Christie was heluo librorum! and like others who have that taste, and can only gratify it in the interval of manual exercise, she read very intensely in her hours of study. A book absorbed her. She was like a leech on these occasions, non missura cutem. Even Jean Carnie, her co-adjutor or "neebor," as they call it, found it best to keep out of her way till the book was sucked.
One Saturday night Willy Liston's evil star ordained that a gentleman of French origin and Spanish dress, called Gil Blas, should be the Johnstone's companion.
Willy Liston arrived.
Christie, who had bolted the door, told him from the window, civilly enough, but decidedly, "She would excuse his company that night."
"Vara weel," said Willy, and departed.
Next Saturday — no Willy came.
Ditto the next. Willy was waiting the amende.
Christie forgot to make it.
One day she was passing the boats, Willy beckoned her mysteriously; he led her to his boat, which was called "The Christie Johnstone"; by the boat's side was a paint pot and brush.
They had not supped together for five Saturdays.
Ergo, Mr. Liston had painted out the first four letters of "Christie," he now proceeded to paint out the fifth, giving her to understand, that, if she allowed the whole name to go, a letter every blank Saturday, her image would be gradually, but effectually, obliterated from the heart Listonian.
My reader has done what Liston did not, anticipate her answer. She recommended him, while his hand was in, to paint out the entire name, and, with white paint and a smaller brush, to substitute some other female appellation. So saying, she tripped off.
Mr. Liston on this was guilty of the following inconsistency; he pressed the paint carefully out of the brush into the pot. Having thus economized his material, he hurled the pot which contained his economy at "the Johnstone," he then adjourned to the "Peacock," and "away at once with love and reason."
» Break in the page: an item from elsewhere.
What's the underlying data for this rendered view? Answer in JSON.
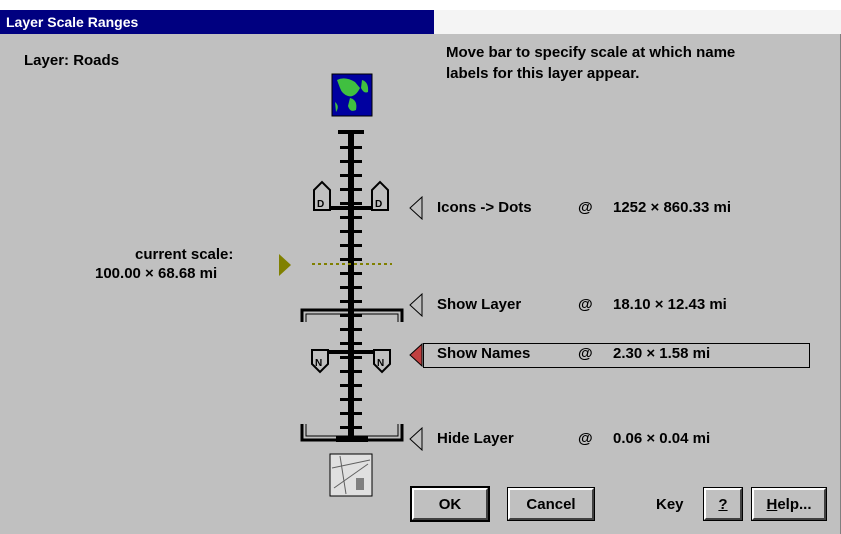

Thenceforth, when men asked who was Christie Johnstone's lad, the answer used to be, "She's seeking ane." Quelle horreur!!
Newhaven doesn't know everything, but my intelligent reader suspects, and, if confirming his suspicions can reconcile him to our facts, it will soon be done.
But he must come with us to Edinburgh; it's only three miles.